was born a carnivore. Not an omnivore, mind you night got old, or maybe I feared I was one diced chicken – a carnivore. Growing up, I’d go out of my way to with chilli (辣子鸡丁) away from a coronary. Either way, avoid vegetables, picking them out of dishes or Chinese cuisine had so much more to offer. picking around them to get at the good stuff. In Phase 2, I allowed myself certain vegetables, like I wondered why anyone would eat vegetables when potatoes and bamboo shoots, but only if they were there existed a better, meatier form of food. Like, why mixed with meat, as in braised beef with potatoes (土 drink Diet Coke when there’s regular Coke? To me,  豆烧牛肉) and dry pot potatoes (干锅土豆片). Like vegetables were a last resort, to be consumed only if mashing medicine into apple sauce, the meat helped meat were somehow unavailable. The very existence of the vegetables go down. salad puzzled me. Some people don’t consider potatoes a vegetable My first year in China did nothing to change my way because they “aren’t green” – which is racist – but Phase 2 of thinking. Instead, my relatives – enablers that they are also saw the introduction of green beans and mushrooms, – pushed me to eat meat. which are undeniably vegetable-esque. “You’re too skinny, eat more.” For a long time, vegetable to me just SOME PEOPLE DON’T “Don’t fill up on rice, eat meat.” meant “non-meat.” I considered stir-fried CONSIDER POTATOES A And, if I reached for a vegetable out tomato and eggs  (西红柿炒鸡蛋) a VEGETABLE BECAUSE of curiosity: “Eat fewer vegetables; eat vegetarian dish because it contained no THEY “AREN’T GREEN” more meat!” recognizable form of meat. – WHICH IS RACIST You could call that Phase 1 of my Eventually these gateway vegetables Chinese culinary experience: eating as led to a full-blown acceptance of this much meat as possible. strangely endearing food group.

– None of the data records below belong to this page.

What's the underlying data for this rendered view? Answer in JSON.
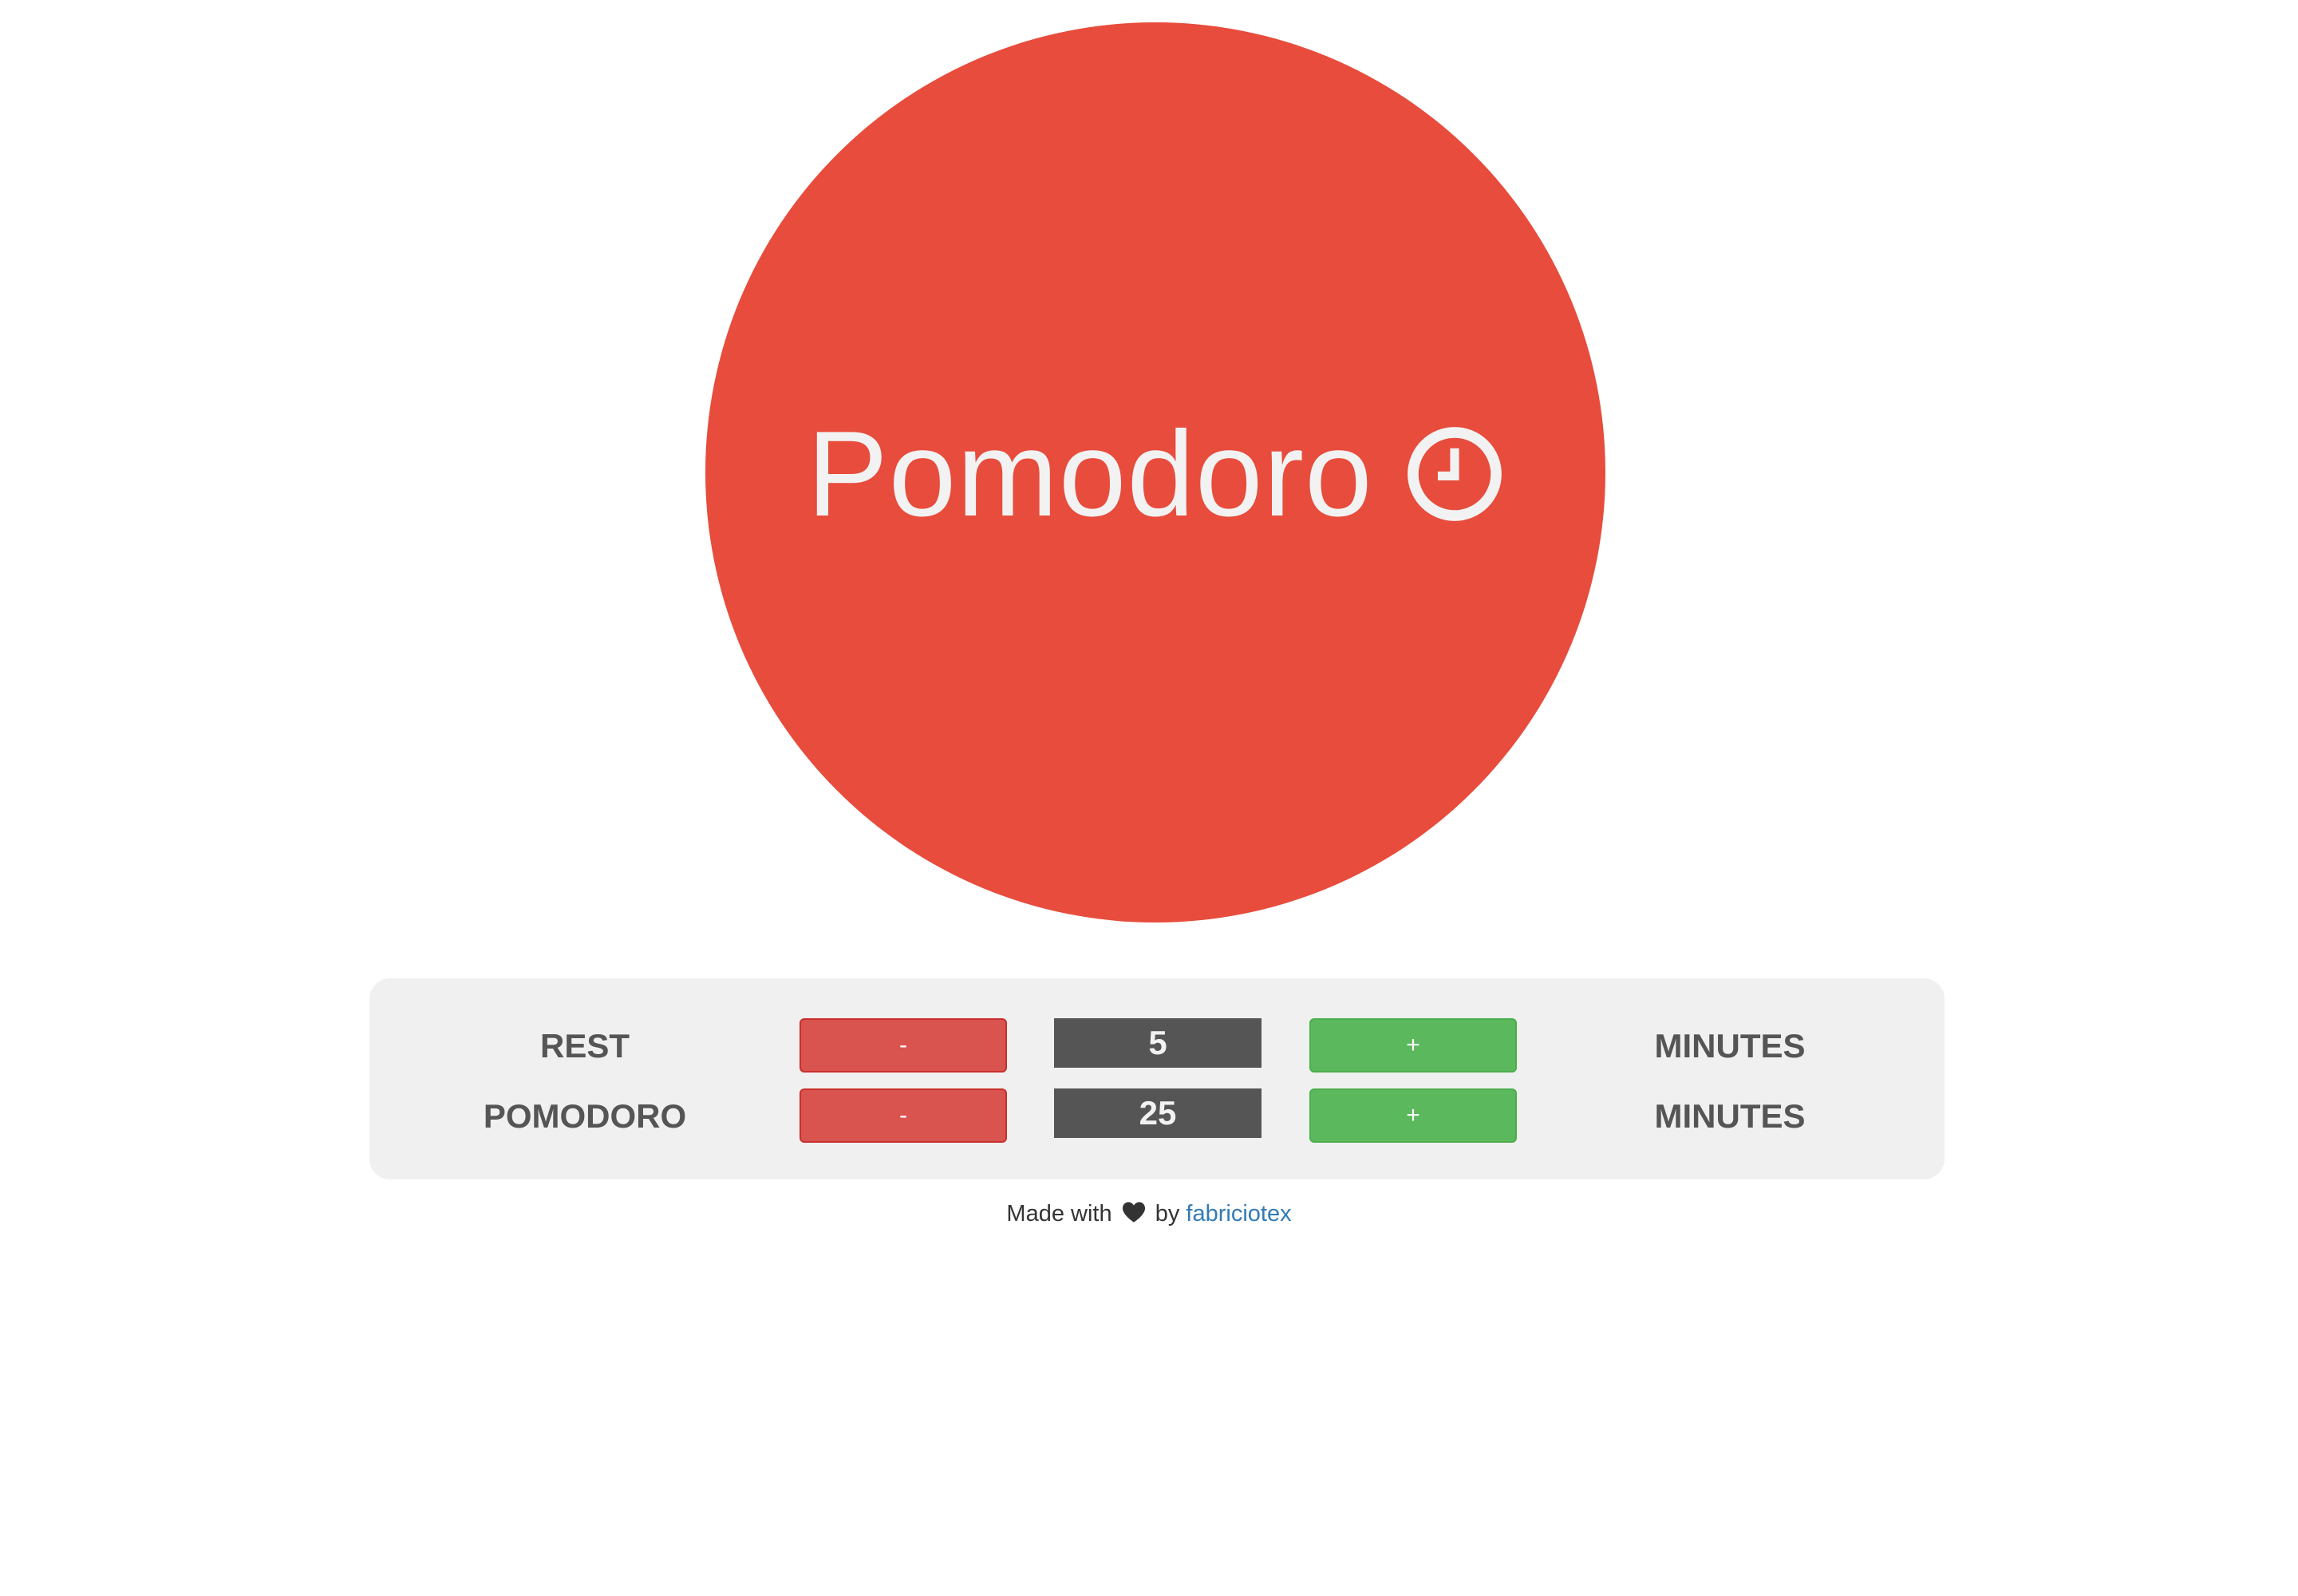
{
  "timer": {
    "title": "Pomodoro",
    "icon": "clock-icon",
    "color": "#e74c3c"
  },
  "settings": {
    "rows": [
      {
        "label": "REST",
        "minus_label": "-",
        "value": "5",
        "plus_label": "+",
        "unit": "MINUTES"
      },
      {
        "label": "POMODORO",
        "minus_label": "-",
        "value": "25",
        "plus_label": "+",
        "unit": "MINUTES"
      }
    ]
  },
  "footer": {
    "prefix": "Made with",
    "icon": "heart-icon",
    "middle": "by",
    "author": "fabriciotex",
    "link_color": "#337ab7"
  },
  "colors": {
    "minus_button": "#d9534f",
    "plus_button": "#5cb85c",
    "value_box": "#555555",
    "panel": "#f0f0f0"
  }
}
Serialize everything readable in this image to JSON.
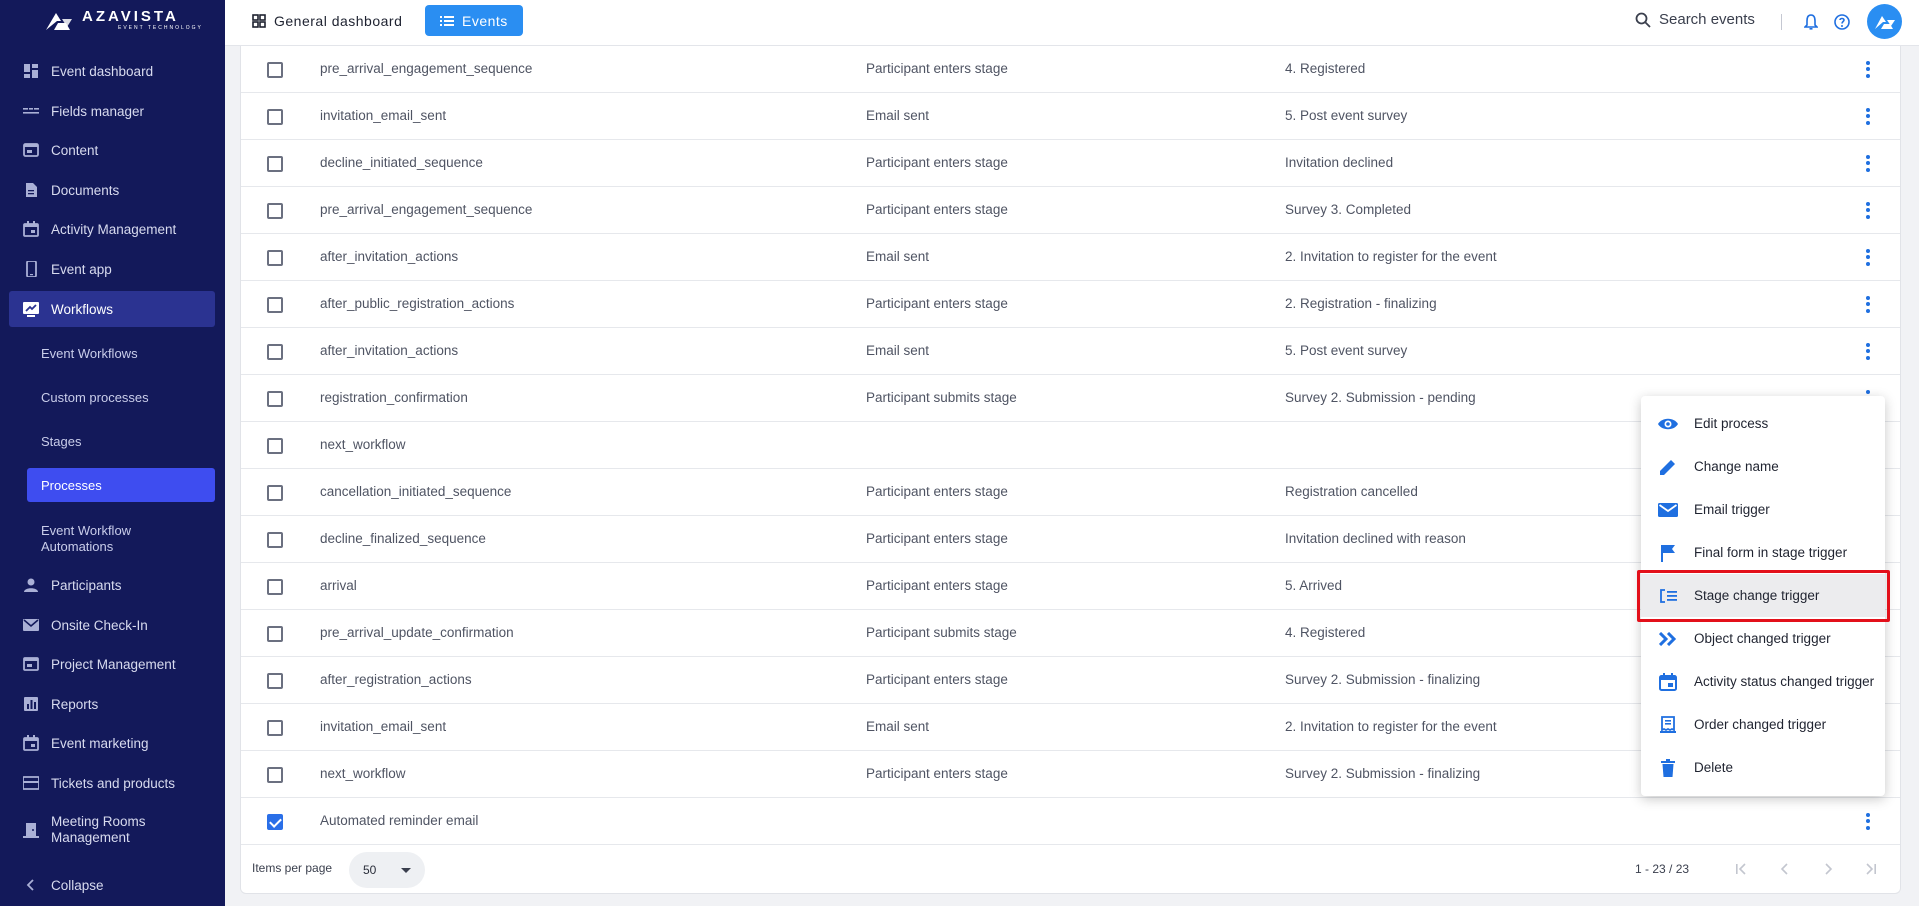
{
  "app": {
    "logo_name": "AZAVISTA",
    "logo_sub": "EVENT TECHNOLOGY"
  },
  "topbar": {
    "general_dashboard": "General dashboard",
    "events": "Events",
    "search_placeholder": "Search events"
  },
  "sidebar": {
    "items": [
      {
        "label": "Event dashboard",
        "icon": "dashboard-icon"
      },
      {
        "label": "Fields manager",
        "icon": "fields-icon"
      },
      {
        "label": "Content",
        "icon": "content-icon"
      },
      {
        "label": "Documents",
        "icon": "document-icon"
      },
      {
        "label": "Activity Management",
        "icon": "calendar-icon"
      },
      {
        "label": "Event app",
        "icon": "phone-icon"
      },
      {
        "label": "Workflows",
        "icon": "workflow-icon"
      },
      {
        "label": "Participants",
        "icon": "person-icon"
      },
      {
        "label": "Onsite Check-In",
        "icon": "mail-icon"
      },
      {
        "label": "Project Management",
        "icon": "project-icon"
      },
      {
        "label": "Reports",
        "icon": "reports-icon"
      },
      {
        "label": "Event marketing",
        "icon": "calendar-icon"
      },
      {
        "label": "Tickets and products",
        "icon": "ticket-icon"
      },
      {
        "label": "Meeting Rooms Management",
        "icon": "door-icon"
      }
    ],
    "sub_items": [
      {
        "label": "Event Workflows"
      },
      {
        "label": "Custom processes"
      },
      {
        "label": "Stages"
      },
      {
        "label": "Processes"
      },
      {
        "label": "Event Workflow Automations"
      }
    ],
    "collapse": "Collapse"
  },
  "table": {
    "rows": [
      {
        "name": "pre_arrival_engagement_sequence",
        "trigger": "Participant enters stage",
        "stage": "4. Registered",
        "checked": false
      },
      {
        "name": "invitation_email_sent",
        "trigger": "Email sent",
        "stage": "5. Post event survey",
        "checked": false
      },
      {
        "name": "decline_initiated_sequence",
        "trigger": "Participant enters stage",
        "stage": "Invitation declined",
        "checked": false
      },
      {
        "name": "pre_arrival_engagement_sequence",
        "trigger": "Participant enters stage",
        "stage": "Survey 3. Completed",
        "checked": false
      },
      {
        "name": "after_invitation_actions",
        "trigger": "Email sent",
        "stage": "2. Invitation to register for the event",
        "checked": false
      },
      {
        "name": "after_public_registration_actions",
        "trigger": "Participant enters stage",
        "stage": "2. Registration - finalizing",
        "checked": false
      },
      {
        "name": "after_invitation_actions",
        "trigger": "Email sent",
        "stage": "5. Post event survey",
        "checked": false
      },
      {
        "name": "registration_confirmation",
        "trigger": "Participant submits stage",
        "stage": "Survey 2. Submission - pending",
        "checked": false
      },
      {
        "name": "next_workflow",
        "trigger": "",
        "stage": "",
        "checked": false
      },
      {
        "name": "cancellation_initiated_sequence",
        "trigger": "Participant enters stage",
        "stage": "Registration cancelled",
        "checked": false
      },
      {
        "name": "decline_finalized_sequence",
        "trigger": "Participant enters stage",
        "stage": "Invitation declined with reason",
        "checked": false
      },
      {
        "name": "arrival",
        "trigger": "Participant enters stage",
        "stage": "5. Arrived",
        "checked": false
      },
      {
        "name": "pre_arrival_update_confirmation",
        "trigger": "Participant submits stage",
        "stage": "4. Registered",
        "checked": false
      },
      {
        "name": "after_registration_actions",
        "trigger": "Participant enters stage",
        "stage": "Survey 2. Submission - finalizing",
        "checked": false
      },
      {
        "name": "invitation_email_sent",
        "trigger": "Email sent",
        "stage": "2. Invitation to register for the event",
        "checked": false
      },
      {
        "name": "next_workflow",
        "trigger": "Participant enters stage",
        "stage": "Survey 2. Submission - finalizing",
        "checked": false
      },
      {
        "name": "Automated reminder email",
        "trigger": "",
        "stage": "",
        "checked": true
      }
    ]
  },
  "footer": {
    "items_per_page_label": "Items per page",
    "items_per_page_value": "50",
    "range": "1 - 23 / 23"
  },
  "menu": {
    "items": [
      {
        "label": "Edit process",
        "icon": "eye-icon"
      },
      {
        "label": "Change name",
        "icon": "pencil-icon"
      },
      {
        "label": "Email trigger",
        "icon": "envelope-icon"
      },
      {
        "label": "Final form in stage trigger",
        "icon": "flag-icon"
      },
      {
        "label": "Stage change trigger",
        "icon": "stage-change-icon"
      },
      {
        "label": "Object changed trigger",
        "icon": "double-chevron-icon"
      },
      {
        "label": "Activity status changed trigger",
        "icon": "calendar-icon"
      },
      {
        "label": "Order changed trigger",
        "icon": "receipt-icon"
      },
      {
        "label": "Delete",
        "icon": "trash-icon"
      }
    ],
    "highlighted": "Stage change trigger"
  },
  "colors": {
    "sidebar_bg": "#13195a",
    "active_nav": "#2b3391",
    "selected_sub": "#3e4df0",
    "accent_blue": "#2a8ef2",
    "highlight_red": "#e3101a"
  }
}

I had entered Phase 3. I became infatuated with kungpao chicken (宫保鸡 Today, I’m happy with a meal of smashed cucumbers 丁), even though I’d never liked it in the States. I ate it with garlic (拍黄瓜), stir-fried broccoli with garlic (蒜蓉西 morning, noon and night. 兰花) and dry-fried green beans (干煸四季豆). I’ll break This gave way to an unbalanced diet of yuxiang pork bread with vegetarians. I’ll let them be picky. I’ve even strips (鱼香肉丝), three meals a day of twice-cooked survived an excursion to a vegan restaurant. pork (回锅肉), followed by an obsession with meat Not to put too fine a point on it, but for me to accept pancakes (肉饼) and subsequently pork and scallion eating a meal consisting of only vegetables is like Jesus jiaozi (猪肉大葱饺子). becoming an atheist. In Phase 1, eating with strict vegetarians was worse But I wonder if this conversion would have happened than eating alone. Watching dishes get decarnified, without the variety of Chinese cuisine and sweet, sweet leeched of all their fat and flavor – “Can you make mapo MSG. I don’t know if all the Facon, kale and avocado in doufu (麻婆豆腐) without the meat?” – was like watching Western cooking could have gotten me to where I am a hate crime. Don’t even get me started on vegans. today – a place where I’m open to all kinds of vegetaBut eventually my meat purist attitude began to bles. change. Maybe eating red-cooked pork (红烧肉) every Except eggplant. Eggplant is f*cking disgusting.

Profile for The Beijinger Magazine

the Beijinger September 2014  

Healthy Living Beijing

the Beijinger September 2014  

Healthy Living Beijing